WHAT THE TASK ASKS »
Take each line of the records below that contains the string "Giacenza" and copy it.

Interface dataset entries
=====

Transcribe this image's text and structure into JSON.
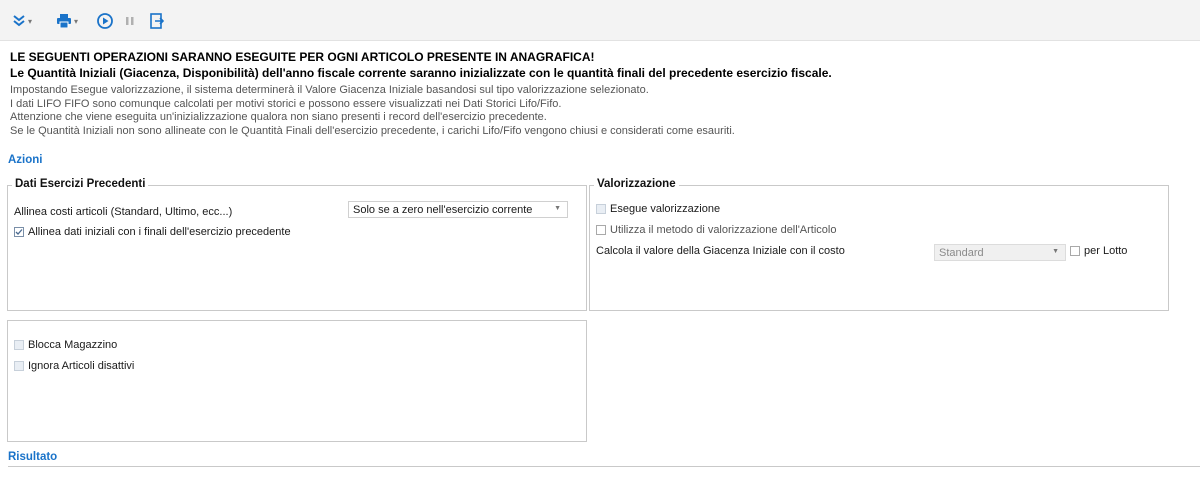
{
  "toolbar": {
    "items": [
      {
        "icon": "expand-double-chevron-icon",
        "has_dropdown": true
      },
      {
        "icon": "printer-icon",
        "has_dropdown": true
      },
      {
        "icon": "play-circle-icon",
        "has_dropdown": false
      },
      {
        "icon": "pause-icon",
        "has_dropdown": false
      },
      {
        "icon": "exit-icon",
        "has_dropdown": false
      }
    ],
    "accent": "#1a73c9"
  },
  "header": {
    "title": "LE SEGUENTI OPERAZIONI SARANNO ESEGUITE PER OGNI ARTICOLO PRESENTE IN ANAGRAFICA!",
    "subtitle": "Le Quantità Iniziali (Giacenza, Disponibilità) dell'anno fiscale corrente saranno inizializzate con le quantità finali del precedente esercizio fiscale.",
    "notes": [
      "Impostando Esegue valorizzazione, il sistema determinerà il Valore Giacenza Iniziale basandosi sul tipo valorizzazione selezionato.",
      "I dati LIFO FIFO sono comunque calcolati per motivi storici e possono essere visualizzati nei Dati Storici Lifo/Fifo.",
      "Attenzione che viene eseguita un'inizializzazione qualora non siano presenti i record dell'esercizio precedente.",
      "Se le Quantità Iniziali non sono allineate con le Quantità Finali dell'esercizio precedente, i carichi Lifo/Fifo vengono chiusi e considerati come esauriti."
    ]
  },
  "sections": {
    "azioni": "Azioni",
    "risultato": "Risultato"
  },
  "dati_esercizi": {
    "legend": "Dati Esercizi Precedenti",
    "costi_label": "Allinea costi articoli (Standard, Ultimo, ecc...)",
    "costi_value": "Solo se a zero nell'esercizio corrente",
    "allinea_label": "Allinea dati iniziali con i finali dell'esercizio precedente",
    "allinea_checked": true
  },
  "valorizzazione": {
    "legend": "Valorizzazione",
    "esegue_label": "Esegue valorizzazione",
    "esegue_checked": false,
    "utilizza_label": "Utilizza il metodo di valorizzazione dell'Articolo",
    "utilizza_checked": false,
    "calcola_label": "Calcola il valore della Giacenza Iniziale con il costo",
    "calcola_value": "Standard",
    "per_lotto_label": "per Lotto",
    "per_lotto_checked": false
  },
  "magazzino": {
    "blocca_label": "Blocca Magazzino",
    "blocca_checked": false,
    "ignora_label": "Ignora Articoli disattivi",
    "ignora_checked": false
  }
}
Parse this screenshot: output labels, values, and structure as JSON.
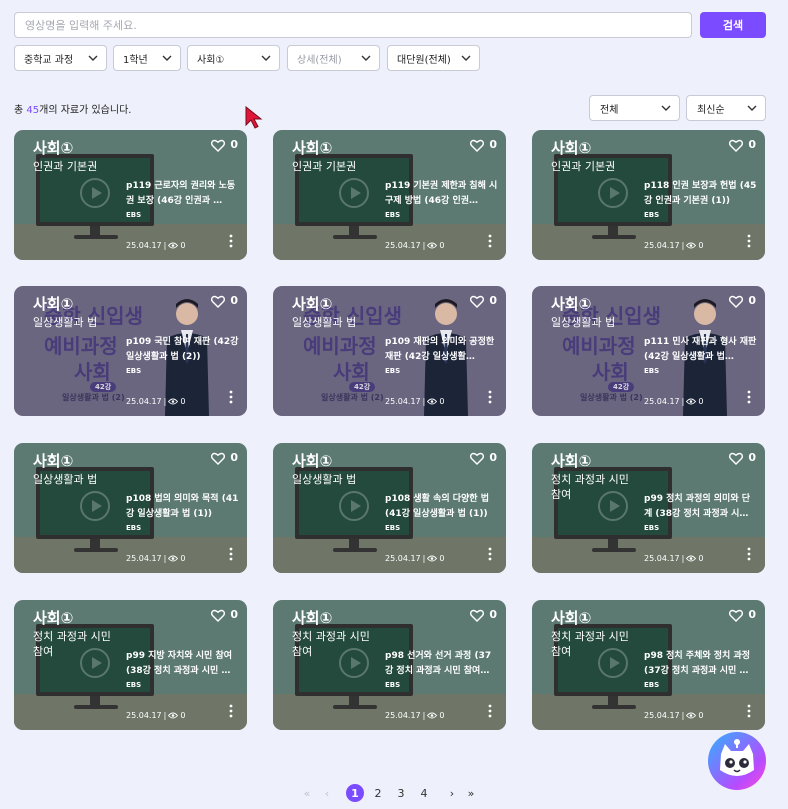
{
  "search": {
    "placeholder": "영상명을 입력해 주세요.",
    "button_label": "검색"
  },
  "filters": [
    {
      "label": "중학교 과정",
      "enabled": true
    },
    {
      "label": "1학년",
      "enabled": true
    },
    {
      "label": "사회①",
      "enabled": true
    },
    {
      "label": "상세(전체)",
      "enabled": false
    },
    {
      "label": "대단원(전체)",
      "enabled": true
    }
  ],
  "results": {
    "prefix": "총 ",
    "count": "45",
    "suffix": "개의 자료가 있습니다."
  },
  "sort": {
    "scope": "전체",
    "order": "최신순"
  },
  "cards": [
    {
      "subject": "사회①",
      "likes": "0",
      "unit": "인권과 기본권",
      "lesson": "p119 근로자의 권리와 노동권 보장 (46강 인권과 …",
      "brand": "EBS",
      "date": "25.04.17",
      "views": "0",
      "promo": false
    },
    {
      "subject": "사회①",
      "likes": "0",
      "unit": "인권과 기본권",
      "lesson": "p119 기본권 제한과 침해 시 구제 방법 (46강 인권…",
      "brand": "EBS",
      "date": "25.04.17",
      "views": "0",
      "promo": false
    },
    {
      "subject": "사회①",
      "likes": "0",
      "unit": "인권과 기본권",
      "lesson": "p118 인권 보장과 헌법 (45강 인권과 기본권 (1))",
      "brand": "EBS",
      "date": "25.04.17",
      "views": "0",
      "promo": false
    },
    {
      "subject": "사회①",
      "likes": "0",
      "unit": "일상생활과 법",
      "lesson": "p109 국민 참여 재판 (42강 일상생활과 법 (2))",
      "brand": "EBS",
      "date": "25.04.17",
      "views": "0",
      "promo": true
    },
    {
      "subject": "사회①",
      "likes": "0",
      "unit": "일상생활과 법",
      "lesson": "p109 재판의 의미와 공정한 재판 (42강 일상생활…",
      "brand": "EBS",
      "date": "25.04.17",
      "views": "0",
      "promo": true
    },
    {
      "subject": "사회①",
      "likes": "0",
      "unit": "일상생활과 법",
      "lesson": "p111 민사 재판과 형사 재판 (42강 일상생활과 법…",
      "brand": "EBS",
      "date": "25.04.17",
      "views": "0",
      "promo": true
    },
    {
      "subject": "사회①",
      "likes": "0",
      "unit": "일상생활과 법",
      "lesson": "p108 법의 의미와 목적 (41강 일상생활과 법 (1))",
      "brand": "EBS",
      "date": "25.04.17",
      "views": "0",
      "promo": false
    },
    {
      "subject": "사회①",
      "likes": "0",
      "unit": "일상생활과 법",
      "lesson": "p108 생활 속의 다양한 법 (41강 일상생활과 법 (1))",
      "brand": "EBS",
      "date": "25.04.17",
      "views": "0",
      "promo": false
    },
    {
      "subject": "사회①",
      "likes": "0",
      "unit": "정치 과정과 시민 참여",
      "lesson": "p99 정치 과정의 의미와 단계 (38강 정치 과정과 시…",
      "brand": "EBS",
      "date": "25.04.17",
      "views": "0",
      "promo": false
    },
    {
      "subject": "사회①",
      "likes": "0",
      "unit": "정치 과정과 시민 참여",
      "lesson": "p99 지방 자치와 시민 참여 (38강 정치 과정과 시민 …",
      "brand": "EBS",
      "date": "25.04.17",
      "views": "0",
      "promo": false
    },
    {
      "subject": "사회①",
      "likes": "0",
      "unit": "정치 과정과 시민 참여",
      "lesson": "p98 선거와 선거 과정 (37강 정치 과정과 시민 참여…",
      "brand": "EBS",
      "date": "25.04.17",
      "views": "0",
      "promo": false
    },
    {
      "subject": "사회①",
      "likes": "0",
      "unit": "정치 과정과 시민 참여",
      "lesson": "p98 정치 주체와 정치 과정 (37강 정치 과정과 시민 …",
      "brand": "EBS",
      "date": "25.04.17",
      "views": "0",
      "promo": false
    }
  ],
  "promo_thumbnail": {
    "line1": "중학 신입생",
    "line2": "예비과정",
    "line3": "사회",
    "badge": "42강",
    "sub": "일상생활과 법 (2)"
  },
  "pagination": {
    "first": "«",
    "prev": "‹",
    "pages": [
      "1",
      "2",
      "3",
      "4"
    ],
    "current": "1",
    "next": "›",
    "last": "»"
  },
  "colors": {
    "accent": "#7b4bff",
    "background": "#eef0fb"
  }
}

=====

RESULT OF THE TASK »
    "subtitle": "Le Quantità Iniziali (Giacenza, Disponibilità) dell'anno fiscale corrente saranno inizializzate con le quantità finali del precedente esercizio fiscale.",
      "Impostando Esegue valorizzazione, il sistema determinerà il Valore Giacenza Iniziale basandosi sul tipo valorizzazione selezionato.",
    "calcola_label": "Calcola il valore della Giacenza Iniziale con il costo",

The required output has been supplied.